[(1) This section applies where it has been reported to the court under section 256 or to the debtor's creditors under section 256A that the debtor's creditors should consider the debtor's proposal.
(2) The nominee (or the nominee's replacement under section 256(3) or 256A(4)) must seek a decision from the debtor's creditors as to whether they approve the proposed voluntary arrangement (unless, in the case of a report to which section 256 applies, the court otherwise directs).
(2A) The decision is to be made by a creditors' decision procedure.
(2B) Notice of the creditors' decision procedure must be given to every creditor of the debtor of whose claim and address the nominee (or the nominee's replacement) is aware.]
**Trials are provided to all LexisPSL and LexisLibrary content, excluding Practice Compliance, Practice Management and Risk and Compliance, subscription packages are tailored to your specific needs. To discuss trialling these LexisPSL services please email customer service via our online form. Free trials are only available to individuals based in the UK. We may terminate this trial at any time or decide not to give a trial, for any reason. Trial includes one question to LexisAsk during the length of the trial.
To view the latest version of this document and millions of others like it, sign-in to LexisLibrary or register for a free trial.
Existing user? Sign-in
Take a free trial

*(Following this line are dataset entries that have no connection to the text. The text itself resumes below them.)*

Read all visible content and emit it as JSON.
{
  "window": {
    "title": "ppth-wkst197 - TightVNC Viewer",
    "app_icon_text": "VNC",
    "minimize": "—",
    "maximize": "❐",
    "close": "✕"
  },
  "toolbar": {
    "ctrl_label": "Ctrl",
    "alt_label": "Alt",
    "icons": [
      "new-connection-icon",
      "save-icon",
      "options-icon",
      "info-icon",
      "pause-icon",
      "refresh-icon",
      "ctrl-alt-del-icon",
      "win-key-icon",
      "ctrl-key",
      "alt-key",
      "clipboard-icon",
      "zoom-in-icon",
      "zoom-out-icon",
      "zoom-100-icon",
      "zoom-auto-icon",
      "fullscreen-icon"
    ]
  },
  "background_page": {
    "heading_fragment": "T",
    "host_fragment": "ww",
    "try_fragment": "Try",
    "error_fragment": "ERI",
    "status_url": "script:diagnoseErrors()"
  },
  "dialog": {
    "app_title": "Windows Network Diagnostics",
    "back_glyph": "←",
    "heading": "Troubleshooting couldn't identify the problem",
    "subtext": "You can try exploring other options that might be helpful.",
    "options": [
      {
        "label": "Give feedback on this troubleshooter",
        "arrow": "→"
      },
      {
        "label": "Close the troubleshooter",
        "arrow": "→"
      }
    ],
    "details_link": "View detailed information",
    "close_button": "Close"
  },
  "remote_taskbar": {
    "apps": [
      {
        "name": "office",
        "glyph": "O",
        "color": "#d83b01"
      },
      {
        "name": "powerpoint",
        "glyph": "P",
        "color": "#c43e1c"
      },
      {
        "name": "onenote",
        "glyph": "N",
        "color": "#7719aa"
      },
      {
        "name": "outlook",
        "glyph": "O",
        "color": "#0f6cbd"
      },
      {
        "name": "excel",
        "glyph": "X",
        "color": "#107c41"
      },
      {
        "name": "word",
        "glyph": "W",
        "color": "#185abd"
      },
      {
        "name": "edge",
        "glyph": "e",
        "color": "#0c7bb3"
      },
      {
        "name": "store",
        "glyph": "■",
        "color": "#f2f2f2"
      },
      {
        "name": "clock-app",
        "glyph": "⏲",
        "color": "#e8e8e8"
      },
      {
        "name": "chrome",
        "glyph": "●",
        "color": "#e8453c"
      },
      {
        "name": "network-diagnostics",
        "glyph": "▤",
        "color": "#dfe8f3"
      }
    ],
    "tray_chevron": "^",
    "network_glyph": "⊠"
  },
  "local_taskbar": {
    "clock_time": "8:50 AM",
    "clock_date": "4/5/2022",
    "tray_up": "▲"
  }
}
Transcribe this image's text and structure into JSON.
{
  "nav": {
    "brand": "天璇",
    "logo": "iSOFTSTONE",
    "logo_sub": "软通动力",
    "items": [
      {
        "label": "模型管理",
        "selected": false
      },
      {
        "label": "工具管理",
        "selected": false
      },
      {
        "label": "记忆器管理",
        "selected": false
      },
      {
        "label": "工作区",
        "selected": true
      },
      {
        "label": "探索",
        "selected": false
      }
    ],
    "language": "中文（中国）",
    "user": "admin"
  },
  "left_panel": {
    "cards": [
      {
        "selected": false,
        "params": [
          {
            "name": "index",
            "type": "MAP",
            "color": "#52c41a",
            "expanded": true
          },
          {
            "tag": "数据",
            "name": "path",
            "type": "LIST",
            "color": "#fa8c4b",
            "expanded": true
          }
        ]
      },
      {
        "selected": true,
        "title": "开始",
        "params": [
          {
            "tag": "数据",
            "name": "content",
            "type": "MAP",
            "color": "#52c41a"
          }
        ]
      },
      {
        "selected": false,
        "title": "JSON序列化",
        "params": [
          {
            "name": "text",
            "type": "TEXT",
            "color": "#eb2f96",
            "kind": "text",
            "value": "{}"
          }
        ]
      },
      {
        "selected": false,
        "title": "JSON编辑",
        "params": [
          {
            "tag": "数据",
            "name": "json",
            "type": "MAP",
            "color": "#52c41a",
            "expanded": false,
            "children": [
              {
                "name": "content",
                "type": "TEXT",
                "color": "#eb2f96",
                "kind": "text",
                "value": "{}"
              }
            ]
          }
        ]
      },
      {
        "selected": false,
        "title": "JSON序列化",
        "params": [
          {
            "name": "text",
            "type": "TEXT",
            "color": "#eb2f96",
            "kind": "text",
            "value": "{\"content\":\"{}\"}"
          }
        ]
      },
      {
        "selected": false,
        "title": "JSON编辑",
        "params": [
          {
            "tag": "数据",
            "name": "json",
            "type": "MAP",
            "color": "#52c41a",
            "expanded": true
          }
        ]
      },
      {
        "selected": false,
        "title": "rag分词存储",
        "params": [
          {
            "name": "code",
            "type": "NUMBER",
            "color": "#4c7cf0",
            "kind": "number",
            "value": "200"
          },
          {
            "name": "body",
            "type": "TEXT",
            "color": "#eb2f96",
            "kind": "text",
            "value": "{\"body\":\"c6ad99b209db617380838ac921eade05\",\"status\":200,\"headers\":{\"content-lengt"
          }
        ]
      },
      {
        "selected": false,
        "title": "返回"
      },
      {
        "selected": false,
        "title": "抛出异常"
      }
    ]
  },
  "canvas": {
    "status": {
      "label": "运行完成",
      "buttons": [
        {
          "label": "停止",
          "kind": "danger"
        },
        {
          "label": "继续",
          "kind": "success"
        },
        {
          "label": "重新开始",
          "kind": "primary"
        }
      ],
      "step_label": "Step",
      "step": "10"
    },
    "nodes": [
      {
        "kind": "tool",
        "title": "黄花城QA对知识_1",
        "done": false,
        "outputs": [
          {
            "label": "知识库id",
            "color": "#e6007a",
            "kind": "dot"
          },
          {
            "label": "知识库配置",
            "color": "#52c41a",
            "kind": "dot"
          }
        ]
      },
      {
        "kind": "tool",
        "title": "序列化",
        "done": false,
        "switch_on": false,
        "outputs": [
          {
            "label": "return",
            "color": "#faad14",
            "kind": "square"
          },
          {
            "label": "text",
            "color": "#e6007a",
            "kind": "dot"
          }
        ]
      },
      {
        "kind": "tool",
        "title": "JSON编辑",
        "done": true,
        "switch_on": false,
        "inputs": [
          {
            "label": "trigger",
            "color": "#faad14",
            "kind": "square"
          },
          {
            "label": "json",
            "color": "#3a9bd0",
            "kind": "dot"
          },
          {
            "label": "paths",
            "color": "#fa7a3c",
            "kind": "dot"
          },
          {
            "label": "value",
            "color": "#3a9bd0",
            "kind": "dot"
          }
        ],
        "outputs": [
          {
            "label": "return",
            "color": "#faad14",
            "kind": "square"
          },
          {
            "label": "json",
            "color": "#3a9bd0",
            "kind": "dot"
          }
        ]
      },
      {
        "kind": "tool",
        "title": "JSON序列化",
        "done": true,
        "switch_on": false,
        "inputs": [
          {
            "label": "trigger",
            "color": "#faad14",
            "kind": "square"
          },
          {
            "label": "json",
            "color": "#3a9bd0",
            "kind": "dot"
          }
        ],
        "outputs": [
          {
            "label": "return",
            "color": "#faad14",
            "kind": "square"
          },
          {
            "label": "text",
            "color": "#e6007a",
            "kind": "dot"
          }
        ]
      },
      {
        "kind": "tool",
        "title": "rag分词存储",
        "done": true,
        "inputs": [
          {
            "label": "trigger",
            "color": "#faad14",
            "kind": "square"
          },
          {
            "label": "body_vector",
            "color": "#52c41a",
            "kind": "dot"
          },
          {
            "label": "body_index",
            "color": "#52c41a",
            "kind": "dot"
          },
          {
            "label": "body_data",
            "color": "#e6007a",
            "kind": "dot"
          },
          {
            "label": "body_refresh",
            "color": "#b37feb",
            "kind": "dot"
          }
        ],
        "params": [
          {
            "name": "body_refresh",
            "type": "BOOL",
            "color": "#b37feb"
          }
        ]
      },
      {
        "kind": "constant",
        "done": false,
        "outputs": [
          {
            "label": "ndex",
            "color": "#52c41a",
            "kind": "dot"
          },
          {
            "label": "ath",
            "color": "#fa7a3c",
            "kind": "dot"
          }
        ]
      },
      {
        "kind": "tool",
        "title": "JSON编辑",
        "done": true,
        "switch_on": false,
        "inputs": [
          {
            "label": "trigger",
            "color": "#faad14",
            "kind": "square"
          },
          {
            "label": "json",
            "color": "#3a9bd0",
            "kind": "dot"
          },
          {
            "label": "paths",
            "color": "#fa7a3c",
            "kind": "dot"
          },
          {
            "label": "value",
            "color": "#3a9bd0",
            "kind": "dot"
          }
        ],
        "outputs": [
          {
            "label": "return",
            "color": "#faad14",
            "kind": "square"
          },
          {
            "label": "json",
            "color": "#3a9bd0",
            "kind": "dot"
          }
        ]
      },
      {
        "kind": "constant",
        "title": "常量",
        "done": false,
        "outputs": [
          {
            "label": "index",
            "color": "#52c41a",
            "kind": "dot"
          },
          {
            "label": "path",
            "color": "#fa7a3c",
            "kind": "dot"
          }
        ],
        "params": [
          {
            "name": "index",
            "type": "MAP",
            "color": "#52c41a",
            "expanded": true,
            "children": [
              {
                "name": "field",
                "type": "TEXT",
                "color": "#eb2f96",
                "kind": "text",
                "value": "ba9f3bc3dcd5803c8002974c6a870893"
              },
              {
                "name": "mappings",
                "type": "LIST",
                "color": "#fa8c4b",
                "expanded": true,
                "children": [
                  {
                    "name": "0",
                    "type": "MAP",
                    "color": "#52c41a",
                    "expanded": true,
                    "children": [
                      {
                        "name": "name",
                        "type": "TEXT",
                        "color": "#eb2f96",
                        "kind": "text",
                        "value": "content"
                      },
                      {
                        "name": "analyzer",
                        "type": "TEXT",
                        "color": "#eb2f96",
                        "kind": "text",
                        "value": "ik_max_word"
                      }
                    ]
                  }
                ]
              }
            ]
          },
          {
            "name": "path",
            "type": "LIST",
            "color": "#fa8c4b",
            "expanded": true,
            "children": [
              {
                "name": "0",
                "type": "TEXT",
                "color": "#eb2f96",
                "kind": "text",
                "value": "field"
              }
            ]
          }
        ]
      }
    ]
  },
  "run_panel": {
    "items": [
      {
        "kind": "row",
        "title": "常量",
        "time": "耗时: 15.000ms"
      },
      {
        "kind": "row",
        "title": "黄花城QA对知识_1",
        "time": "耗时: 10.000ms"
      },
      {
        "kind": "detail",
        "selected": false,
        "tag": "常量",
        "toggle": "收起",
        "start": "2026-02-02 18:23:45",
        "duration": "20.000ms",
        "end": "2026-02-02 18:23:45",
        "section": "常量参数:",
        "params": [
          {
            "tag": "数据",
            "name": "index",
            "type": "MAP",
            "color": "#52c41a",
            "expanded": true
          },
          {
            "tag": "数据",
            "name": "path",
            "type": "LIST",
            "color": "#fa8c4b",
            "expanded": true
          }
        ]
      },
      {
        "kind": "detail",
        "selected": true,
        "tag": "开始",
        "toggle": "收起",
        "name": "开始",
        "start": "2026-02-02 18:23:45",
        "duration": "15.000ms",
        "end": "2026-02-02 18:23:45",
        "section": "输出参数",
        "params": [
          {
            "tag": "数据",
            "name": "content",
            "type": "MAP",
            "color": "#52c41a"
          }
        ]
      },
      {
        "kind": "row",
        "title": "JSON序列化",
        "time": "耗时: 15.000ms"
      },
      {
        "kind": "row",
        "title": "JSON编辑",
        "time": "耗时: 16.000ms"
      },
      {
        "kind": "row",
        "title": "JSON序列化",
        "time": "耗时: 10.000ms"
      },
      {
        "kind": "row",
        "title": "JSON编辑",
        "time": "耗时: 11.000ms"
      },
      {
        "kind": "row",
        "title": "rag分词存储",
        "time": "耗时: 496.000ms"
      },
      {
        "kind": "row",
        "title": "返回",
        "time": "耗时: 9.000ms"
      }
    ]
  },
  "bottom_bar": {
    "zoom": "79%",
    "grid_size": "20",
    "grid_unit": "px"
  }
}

Take a free trial
This Practice Note provides an introduction to intercreditor agreements and their key provisions. This Practice Note:•explains the purpose of having an intercreditor agreement and when an intercreditor agreement would be used instead of a deed of priority or subordination deed•provides links to
Background to the Single RulebookHistorically, the European Commission (Commission) favours using Directives (rather than Regulations) to set out its legislation in respect of the financial services sector. However, Directives, allowing Member States greater flexibility in how they implement
A declaratory judgment is a judgment identifying the rights, duties or obligations of one or more parties in a dispute. It is legally binding, but does not order any action by a party. A court may issue it alone or in conjunction with some other relief such as an injunction and can be granted on an
Source of the doctrine of the separation of powersThe origins of the doctrine are often traced to John Locke’s Second Treatise of Government (1689), in which he identified the 'executive' and 'legislative' powers as needing to be separate.‘… it may be too great a temptation to human frailty, apt to
0330 161 1234